Her time in Australia created many fond memories. Thoiba was a part of a close Australia Awards cohort who organised picnics and barbecues together during their time in Australia and who remain in touch with each other to this day—a testimony to the strength of their friendship, which has survived time and distance. Although she was focused on her studies and travelled back home to the Maldives during her breaks, Thoiba managed to see some of Australia beyond Melbourne towards the end of her study. Travelling by train, she took a trip alone to Brisbane and Sydney with one small suitcase in hand. Solo travel, something she had never done before, was daunting, especially in a foreign country. But having taken that trip, Thoiba now treasures memories of seeing the Blue Mountains and Sydney Opera House.
In 2015, she completed her Bachelor of Arts with a double major in anthropology and sociology.

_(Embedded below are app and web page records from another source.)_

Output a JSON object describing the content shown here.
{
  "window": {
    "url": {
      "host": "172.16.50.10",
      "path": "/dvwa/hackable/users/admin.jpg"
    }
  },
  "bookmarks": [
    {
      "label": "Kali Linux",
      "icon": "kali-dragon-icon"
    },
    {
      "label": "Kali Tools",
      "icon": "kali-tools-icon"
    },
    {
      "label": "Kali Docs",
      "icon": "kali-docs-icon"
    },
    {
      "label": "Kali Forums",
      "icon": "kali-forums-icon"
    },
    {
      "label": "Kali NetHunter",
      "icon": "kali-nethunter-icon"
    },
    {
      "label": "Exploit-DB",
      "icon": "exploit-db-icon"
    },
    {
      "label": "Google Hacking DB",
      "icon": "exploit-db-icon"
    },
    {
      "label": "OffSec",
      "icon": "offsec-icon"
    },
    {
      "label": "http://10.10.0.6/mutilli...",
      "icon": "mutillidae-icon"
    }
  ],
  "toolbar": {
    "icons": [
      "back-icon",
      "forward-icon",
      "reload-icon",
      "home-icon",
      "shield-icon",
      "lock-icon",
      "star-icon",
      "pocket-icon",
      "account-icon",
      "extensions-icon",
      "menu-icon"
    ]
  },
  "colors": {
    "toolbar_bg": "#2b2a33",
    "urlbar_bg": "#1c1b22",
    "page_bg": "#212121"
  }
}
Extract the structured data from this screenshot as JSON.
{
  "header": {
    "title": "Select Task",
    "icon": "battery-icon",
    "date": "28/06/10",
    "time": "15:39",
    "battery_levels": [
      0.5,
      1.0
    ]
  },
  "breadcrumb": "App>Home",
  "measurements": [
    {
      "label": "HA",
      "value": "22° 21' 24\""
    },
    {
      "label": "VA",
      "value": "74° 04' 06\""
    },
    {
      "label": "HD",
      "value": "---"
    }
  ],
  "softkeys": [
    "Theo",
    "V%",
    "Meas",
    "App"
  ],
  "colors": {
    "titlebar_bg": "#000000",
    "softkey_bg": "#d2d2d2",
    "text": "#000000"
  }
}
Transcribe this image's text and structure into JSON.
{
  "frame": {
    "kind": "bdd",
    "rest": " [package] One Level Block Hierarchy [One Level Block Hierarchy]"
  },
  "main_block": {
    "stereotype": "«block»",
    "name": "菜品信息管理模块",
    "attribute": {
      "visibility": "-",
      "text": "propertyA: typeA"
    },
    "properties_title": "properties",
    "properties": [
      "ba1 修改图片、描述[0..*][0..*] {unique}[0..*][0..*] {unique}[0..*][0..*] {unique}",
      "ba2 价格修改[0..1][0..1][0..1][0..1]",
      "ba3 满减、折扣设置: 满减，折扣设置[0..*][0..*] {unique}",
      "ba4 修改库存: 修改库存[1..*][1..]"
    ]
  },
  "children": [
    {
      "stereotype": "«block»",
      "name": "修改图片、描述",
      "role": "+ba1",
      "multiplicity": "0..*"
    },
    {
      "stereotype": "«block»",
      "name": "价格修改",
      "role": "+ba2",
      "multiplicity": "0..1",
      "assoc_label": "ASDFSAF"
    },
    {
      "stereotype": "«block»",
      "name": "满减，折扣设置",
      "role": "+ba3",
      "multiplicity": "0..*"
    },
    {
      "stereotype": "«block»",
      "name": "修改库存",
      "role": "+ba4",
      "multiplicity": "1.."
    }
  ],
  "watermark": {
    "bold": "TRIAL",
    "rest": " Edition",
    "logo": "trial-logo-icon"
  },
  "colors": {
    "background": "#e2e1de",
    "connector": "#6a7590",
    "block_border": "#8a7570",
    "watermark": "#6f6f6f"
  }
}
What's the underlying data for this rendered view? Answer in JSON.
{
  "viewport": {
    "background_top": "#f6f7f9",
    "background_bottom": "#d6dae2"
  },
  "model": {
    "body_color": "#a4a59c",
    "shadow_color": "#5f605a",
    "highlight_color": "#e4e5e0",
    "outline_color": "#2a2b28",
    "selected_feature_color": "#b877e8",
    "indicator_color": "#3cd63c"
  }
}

After returning from Australia, Thoiba worked for the Maldives Red Crescent and Maldives Sports Corporation Ltd. She engages with Maldives Australia Alumni and participates in activities the alumni association organises. In 2017, she received partial funding from the Australia Awards Innovation Challenge for a project on the root causes of radicalisation for women and youth. This entailed a 3-month ethnographic field research that included travel to Kaafu, Seenu and Gaaf Alifu atolls in the Maldives, giving her further insight into the nuances and complexities of island living, opportunities and social life. Her study highlighted themes of identity, politics and the impacts of modernity. This research was presented at the Regional Alumni Workshop in Dhaka, Bangladesh, in 2017 as crucial data in shaping policy interventions to strengthen the role of women and youth in community building.
In 2018, Thoiba completed a Master of Science by Research in Social Anthropology at the University of Edinburgh, United Kingdom. While undertaking her degree, she took the opportunity to tutor undergraduate social anthropology students at the university.
The skills and knowledge she gained from her Australia Awards experience remain very relevant to Thoiba’s career. She joined the United Nations Office on Drugs and Crime (UNODC) in early 2020, as the Programme Coordinator in the Maldives Programme Office, in the midst of the COVID-19 pandemic. In this role, she helped to establish a UNODC office in the Maldives; implement projects in the areas of criminal justice, counter-terrorism and prison reform; and advocate at high levels for the Nelson Mandela Rules.
She has now left her post at UNODC and is currently working at the Australian High Commission – Sri Lanka & Maldives as a consultant Research and Information Officer, while pursuing her PhD in Social and Cultural Anthropology. She remains committed to carrying out meaningful work that makes a lasting contribution to vulnerable communities in her country.
“I want to give back to the community by giving a voice to the most vulnerable and marginalised, especially youth and women from the remote islands. I have always been interested in addressing the problem of drugs and crime as it relates to youth and, importantly, for women, who are disproportionately affected within the justice system. Through my research work, I want to be able to shed some light on the nuances of this country, on its diverse socio-cultural elements,” she says. “I strongly believe that when you build and empower the youth and women in a community, you create a solid foundation for the future, and that is the biggest investment we can make today.”